──────── Records supplied

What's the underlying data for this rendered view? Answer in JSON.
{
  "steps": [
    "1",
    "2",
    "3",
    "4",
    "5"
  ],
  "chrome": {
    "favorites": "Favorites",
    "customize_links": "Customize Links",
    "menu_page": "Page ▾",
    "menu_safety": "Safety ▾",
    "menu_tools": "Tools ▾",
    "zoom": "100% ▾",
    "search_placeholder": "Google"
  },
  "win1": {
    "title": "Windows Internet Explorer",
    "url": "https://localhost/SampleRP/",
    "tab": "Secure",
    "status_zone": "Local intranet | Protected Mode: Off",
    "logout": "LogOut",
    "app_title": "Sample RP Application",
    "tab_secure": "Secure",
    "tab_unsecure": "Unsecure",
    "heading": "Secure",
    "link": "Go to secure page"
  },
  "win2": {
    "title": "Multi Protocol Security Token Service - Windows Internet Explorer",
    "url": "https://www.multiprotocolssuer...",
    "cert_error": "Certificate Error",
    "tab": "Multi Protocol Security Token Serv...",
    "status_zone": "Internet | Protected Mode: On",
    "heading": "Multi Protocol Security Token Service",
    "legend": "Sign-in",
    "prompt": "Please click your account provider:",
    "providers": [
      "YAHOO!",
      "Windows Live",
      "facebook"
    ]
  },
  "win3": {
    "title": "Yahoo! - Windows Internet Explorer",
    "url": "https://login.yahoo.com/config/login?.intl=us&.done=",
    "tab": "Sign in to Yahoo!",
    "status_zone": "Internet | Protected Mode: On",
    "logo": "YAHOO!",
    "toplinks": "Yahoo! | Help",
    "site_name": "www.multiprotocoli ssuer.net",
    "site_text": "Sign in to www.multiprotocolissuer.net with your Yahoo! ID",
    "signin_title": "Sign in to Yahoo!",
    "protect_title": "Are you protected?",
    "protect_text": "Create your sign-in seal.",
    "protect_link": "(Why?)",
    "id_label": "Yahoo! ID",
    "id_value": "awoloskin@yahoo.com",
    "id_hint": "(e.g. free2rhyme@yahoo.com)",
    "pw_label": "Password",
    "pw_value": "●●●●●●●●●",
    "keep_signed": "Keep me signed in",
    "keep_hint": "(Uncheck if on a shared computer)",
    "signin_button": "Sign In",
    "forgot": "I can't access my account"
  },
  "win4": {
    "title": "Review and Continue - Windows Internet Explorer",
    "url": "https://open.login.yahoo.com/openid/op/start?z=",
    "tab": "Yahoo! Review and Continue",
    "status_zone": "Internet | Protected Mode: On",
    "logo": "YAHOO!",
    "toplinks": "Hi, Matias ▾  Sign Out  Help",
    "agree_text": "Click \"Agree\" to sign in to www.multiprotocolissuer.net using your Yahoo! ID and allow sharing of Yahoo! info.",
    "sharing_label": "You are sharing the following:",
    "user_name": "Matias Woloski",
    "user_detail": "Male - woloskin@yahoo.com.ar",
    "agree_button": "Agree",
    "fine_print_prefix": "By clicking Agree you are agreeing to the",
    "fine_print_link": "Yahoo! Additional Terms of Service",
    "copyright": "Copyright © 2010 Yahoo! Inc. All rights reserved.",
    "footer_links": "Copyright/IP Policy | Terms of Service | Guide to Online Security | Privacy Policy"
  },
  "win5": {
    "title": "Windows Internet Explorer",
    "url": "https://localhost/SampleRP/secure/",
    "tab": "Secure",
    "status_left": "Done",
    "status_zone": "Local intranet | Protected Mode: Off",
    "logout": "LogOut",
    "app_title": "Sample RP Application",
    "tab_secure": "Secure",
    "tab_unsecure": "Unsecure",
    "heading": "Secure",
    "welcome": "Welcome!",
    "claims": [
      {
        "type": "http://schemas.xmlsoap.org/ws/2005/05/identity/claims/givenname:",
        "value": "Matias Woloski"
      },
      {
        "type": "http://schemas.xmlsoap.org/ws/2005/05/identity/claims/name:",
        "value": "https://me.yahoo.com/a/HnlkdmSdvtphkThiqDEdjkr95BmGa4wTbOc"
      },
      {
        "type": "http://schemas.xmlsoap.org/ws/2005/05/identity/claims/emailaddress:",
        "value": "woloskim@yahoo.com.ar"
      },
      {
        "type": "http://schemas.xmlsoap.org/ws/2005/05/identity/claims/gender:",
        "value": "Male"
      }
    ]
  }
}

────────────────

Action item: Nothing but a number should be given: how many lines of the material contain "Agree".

Your solution: 3